Exercise material
· · · · ·
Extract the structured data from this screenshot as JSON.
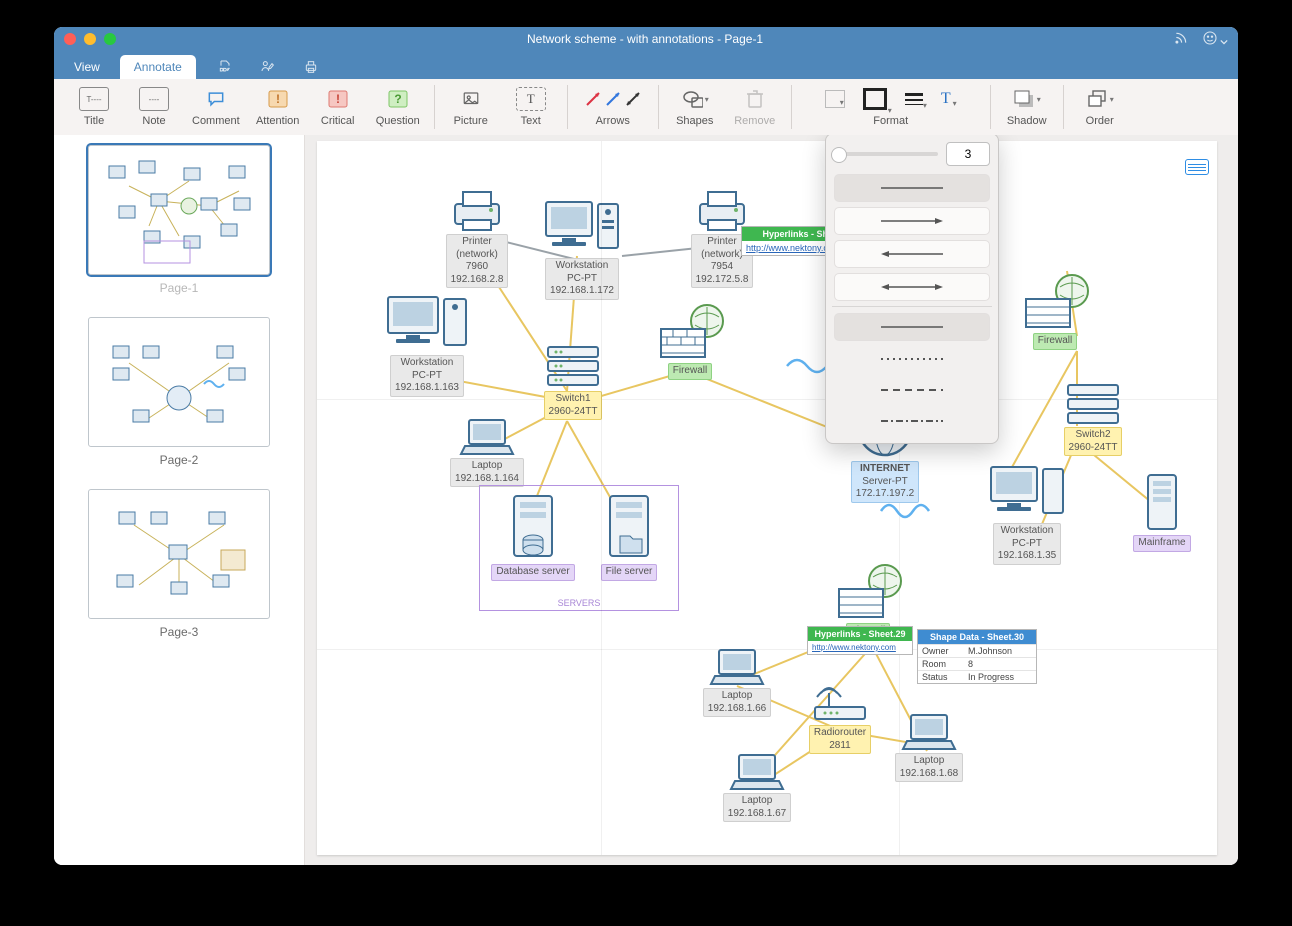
{
  "window": {
    "title": "Network scheme - with annotations - Page-1"
  },
  "tabs": {
    "view": "View",
    "annotate": "Annotate"
  },
  "toolbar": {
    "title": "Title",
    "note": "Note",
    "comment": "Comment",
    "attention": "Attention",
    "critical": "Critical",
    "question": "Question",
    "picture": "Picture",
    "text": "Text",
    "arrows": "Arrows",
    "shapes": "Shapes",
    "remove": "Remove",
    "format": "Format",
    "shadow": "Shadow",
    "order": "Order"
  },
  "format_popover": {
    "width_value": "3"
  },
  "sidebar": {
    "pages": [
      "Page-1",
      "Page-2",
      "Page-3"
    ]
  },
  "diagram": {
    "printer1": {
      "name": "Printer",
      "sub": "(network)",
      "model": "7960",
      "ip": "192.168.2.8"
    },
    "printer2": {
      "name": "Printer",
      "sub": "(network)",
      "model": "7954",
      "ip": "192.172.5.8"
    },
    "ws1": {
      "name": "Workstation",
      "sub": "PC-PT",
      "ip": "192.168.1.172"
    },
    "ws2": {
      "name": "Workstation",
      "sub": "PC-PT",
      "ip": "192.168.1.163"
    },
    "laptop1": {
      "name": "Laptop",
      "ip": "192.168.1.164"
    },
    "switch1": {
      "name": "Switch1",
      "model": "2960-24TT"
    },
    "firewall1": {
      "name": "Firewall"
    },
    "servers": {
      "db": "Database server",
      "file": "File server",
      "group": "SERVERS"
    },
    "internet": {
      "name": "INTERNET",
      "sub": "Server-PT",
      "ip": "172.17.197.2"
    },
    "firewall2": {
      "name": "Firewall"
    },
    "firewall3": {
      "name": "Firewall"
    },
    "switch2": {
      "name": "Switch2",
      "model": "2960-24TT"
    },
    "ws3": {
      "name": "Workstation",
      "sub": "PC-PT",
      "ip": "192.168.1.35"
    },
    "mainframe": {
      "name": "Mainframe"
    },
    "laptop2": {
      "name": "Laptop",
      "ip": "192.168.1.66"
    },
    "laptop3": {
      "name": "Laptop",
      "ip": "192.168.1.67"
    },
    "laptop4": {
      "name": "Laptop",
      "ip": "192.168.1.68"
    },
    "router": {
      "name": "Radiorouter",
      "model": "2811"
    },
    "hyper1": {
      "title": "Hyperlinks - Sheet.24",
      "url": "http://www.nektony.com"
    },
    "hyper2": {
      "title": "Hyperlinks - Sheet.29",
      "url": "http://www.nektony.com"
    },
    "shapedata": {
      "title": "Shape Data - Sheet.30",
      "rows": [
        [
          "Owner",
          "M.Johnson"
        ],
        [
          "Room",
          "8"
        ],
        [
          "Status",
          "In Progress"
        ]
      ]
    }
  }
}
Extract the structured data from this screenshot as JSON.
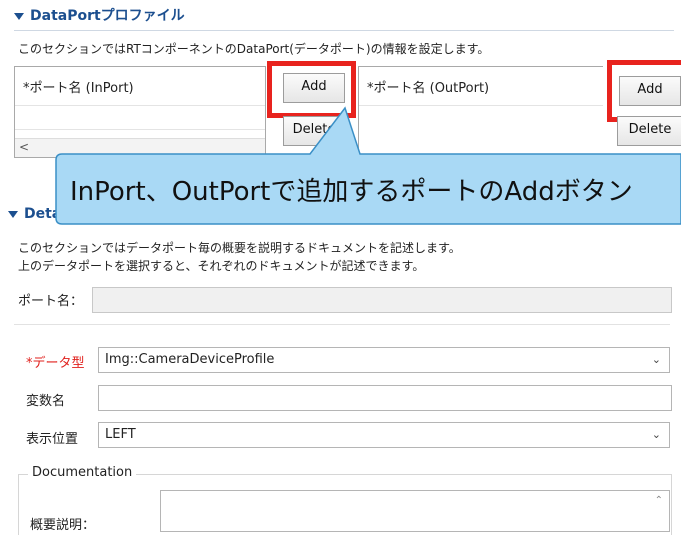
{
  "dataport_section": {
    "title": "DataPortプロファイル",
    "description": "このセクションではRTコンポーネントのDataPort(データポート)の情報を設定します。",
    "inport": {
      "column_header": "*ポート名 (InPort)",
      "add_label": "Add",
      "delete_label": "Delete"
    },
    "outport": {
      "column_header": "*ポート名 (OutPort)",
      "add_label": "Add",
      "delete_label": "Delete"
    }
  },
  "callout": {
    "text": "InPort、OutPortで追加するポートのAddボタン"
  },
  "detail_section": {
    "title": "Deta",
    "description_line1": "このセクションではデータポート毎の概要を説明するドキュメントを記述します。",
    "description_line2": "上のデータポートを選択すると、それぞれのドキュメントが記述できます。",
    "port_name_label": "ポート名：",
    "port_name_value": "",
    "datatype_label": "*データ型",
    "datatype_value": "Img::CameraDeviceProfile",
    "varname_label": "変数名",
    "varname_value": "",
    "position_label": "表示位置",
    "position_value": "LEFT",
    "documentation_group": "Documentation",
    "summary_label": "概要説明："
  },
  "colors": {
    "header_blue": "#1c4f8f",
    "highlight_red": "#e8231e",
    "callout_fill": "#a9d9f5",
    "required_red": "#e0201c"
  }
}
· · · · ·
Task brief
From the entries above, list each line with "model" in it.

Result of this exercise
      "model": "7960",
      "model": "7954",
      "model": "2960-24TT"
      "model": "2960-24TT"
      "model": "2811"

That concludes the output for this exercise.